Try to have another person with no interest in your success critically look at your setup and the show in general. Get some input from friends and family.
Talk to other vendors at the show, especially some that have similar items. But remember that their answers as to the amount of sales might not be accurate. Most vendors don’t want other vendors to know that they didn’t do real good either.
After a number of failures, don’t just give up on that type of outlet. Look into trying a different locality or type of sponsor for the event.
We have found out that the lower priced shows don’t have the type of clientele that we need for some items. But it can be hard to justify the higher priced shows when you are just starting out.

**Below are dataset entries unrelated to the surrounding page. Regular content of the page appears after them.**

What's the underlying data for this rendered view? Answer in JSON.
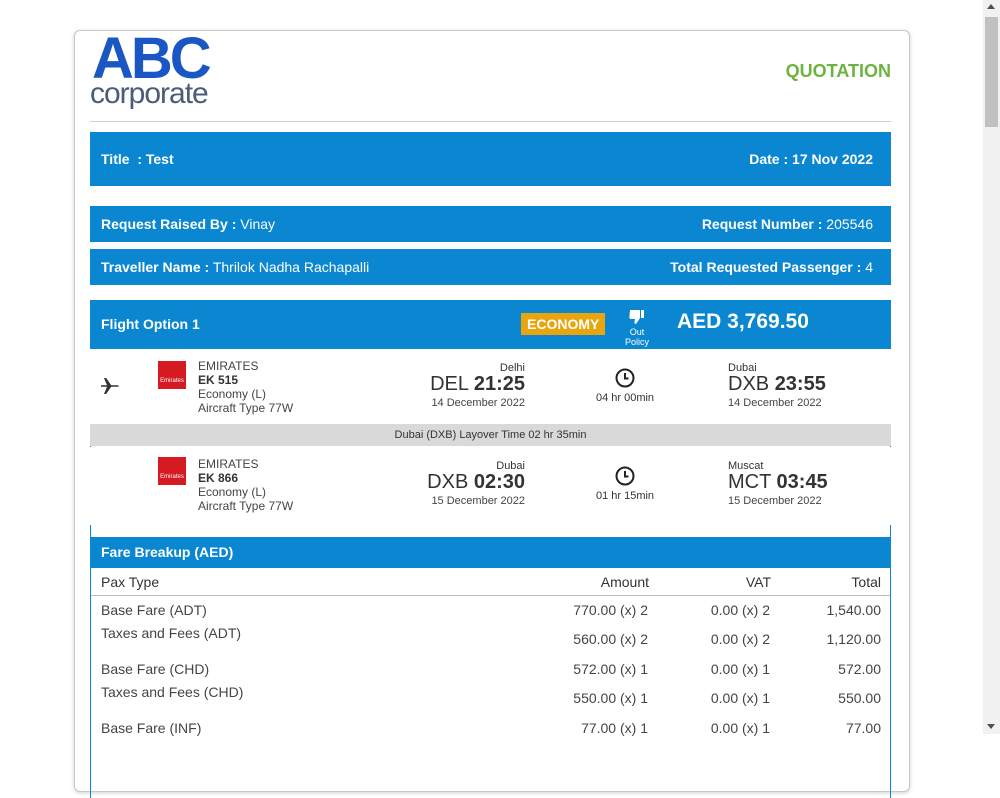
{
  "logo": {
    "line1": "ABC",
    "line2": "corporate"
  },
  "doc_type": "QUOTATION",
  "title_bar": {
    "title_label": "Title",
    "title_value": ": Test",
    "date_label": "Date :",
    "date_value": "17 Nov 2022"
  },
  "request_bar": {
    "raised_by_label": "Request Raised By :",
    "raised_by_value": "Vinay",
    "number_label": "Request Number :",
    "number_value": "205546"
  },
  "traveller_bar": {
    "name_label": "Traveller Name :",
    "name_value": "Thrilok Nadha Rachapalli",
    "passenger_label": "Total Requested Passenger :",
    "passenger_value": "4"
  },
  "flight_option": {
    "label": "Flight Option 1",
    "cabin_badge": "ECONOMY",
    "policy_label": "Out Policy",
    "price": "AED 3,769.50",
    "segments": [
      {
        "airline": "EMIRATES",
        "flight_no": "EK 515",
        "cabin": "Economy (L)",
        "aircraft": "Aircraft Type 77W",
        "dep_city": "Delhi",
        "dep_code": "DEL",
        "dep_time": "21:25",
        "dep_date": "14 December 2022",
        "duration": "04 hr 00min",
        "arr_city": "Dubai",
        "arr_code": "DXB",
        "arr_time": "23:55",
        "arr_date": "14 December 2022"
      },
      {
        "airline": "EMIRATES",
        "flight_no": "EK 866",
        "cabin": "Economy (L)",
        "aircraft": "Aircraft Type 77W",
        "dep_city": "Dubai",
        "dep_code": "DXB",
        "dep_time": "02:30",
        "dep_date": "15 December 2022",
        "duration": "01 hr 15min",
        "arr_city": "Muscat",
        "arr_code": "MCT",
        "arr_time": "03:45",
        "arr_date": "15 December 2022"
      }
    ],
    "layover": "Dubai (DXB) Layover Time 02 hr 35min",
    "airline_logo_text": "Emirates"
  },
  "fare": {
    "title": "Fare Breakup (AED)",
    "headers": [
      "Pax Type",
      "Amount",
      "VAT",
      "Total"
    ],
    "rows": [
      {
        "type": "Base Fare (ADT)",
        "amount": "770.00 (x) 2",
        "vat": "0.00 (x) 2",
        "total": "1,540.00"
      },
      {
        "type": "Taxes and Fees (ADT)",
        "amount": "560.00 (x) 2",
        "vat": "0.00 (x) 2",
        "total": "1,120.00"
      },
      {
        "type": "Base Fare (CHD)",
        "amount": "572.00 (x) 1",
        "vat": "0.00 (x) 1",
        "total": "572.00"
      },
      {
        "type": "Taxes and Fees (CHD)",
        "amount": "550.00 (x) 1",
        "vat": "0.00 (x) 1",
        "total": "550.00"
      },
      {
        "type": "Base Fare (INF)",
        "amount": "77.00 (x) 1",
        "vat": "0.00 (x) 1",
        "total": "77.00"
      }
    ]
  },
  "colors": {
    "brand_blue": "#0a87d0",
    "badge": "#e8a50e",
    "quotation": "#6cb33f",
    "logo_blue": "#1a56c4"
  },
  "icons": [
    "plane-icon",
    "clock-icon",
    "thumbs-down-icon",
    "emirates-logo"
  ]
}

Also, your pricing might not be in line for the area and the other vendors. Walk the show and check out the prices and quality of the other vendors. This is a good reason to have at least two people for any show.
What Is My Next Step?
After each show, you need to figure out if you actually made any money after expenses. And include even the drinks and snack that you bought at the show, the hotel or motel bill, the gasoline to get there and any other items purchased just for that show.
If you find out that after (insert your number) shows you aren’t improving and starting to make a profit, then it is probably time to consider changing the type of shows that you do.
We have found that shows for or at a school or church aren’t right for us. They are inexpensive to get into ($20-$75) but the only one making money is the sponsor. Basically you are donating to their cause. It would be cheaper to just give them a donation and spend your time someplace else.
Do some research into the economics of the area where the show is being put on. If it is a depressed area, you won’t make any money with higher priced items only. This is the place to have a lot of lower priced ($1-$10) items. If the price is right, you can sell in anyplace.
But don’t be fooled by the cost of the show. We have done some $20 fee shows that were great and then we have done some $250 shows that were a complete waste of time and money. So don’t judge a show by just its entrance fee.
Make certain that the show doesn’t allow resale items. If they do, avoid them as you will probably be competing against third-world imports. And if money is tight in that area, the imports will win.
Look for juried shows. They are pricier, but it keeps out the imports and sloppy workmanship items.
Venues Other Than Craft Shows
We don’t really suggest that you do flea markets or yard sales on a regular basis. They are great to unload all of that stock that doesn’t sell well in shows or shops.
A part of the problem with flea markets and yard sales is the fact that people expect to ber able to get you to drop your price. So they start cutting the price down so they can barter.
Consignment stores and craft malls can be a good venue for sales. But make certain that you understand about the percentage they take and also who is responsible for theft or loss. Most places won’t be responsible for the loss, so you have to eat it. Some also have a turn-over clause that requires you to change the stock out if it doesn’t sell within a specified time. And know exactly where your product will be displayed in their store. A bad location can hurt your sales.
These are just a few of the hints and tips that we have from years of selling handicrafts. We will be talking about more as time goes by.
There will be a new article next Friday. So please check back to read it.
Please leave me a comment below to let me know what you liked about the article. And please tell me of any other subjects you would like me to write about.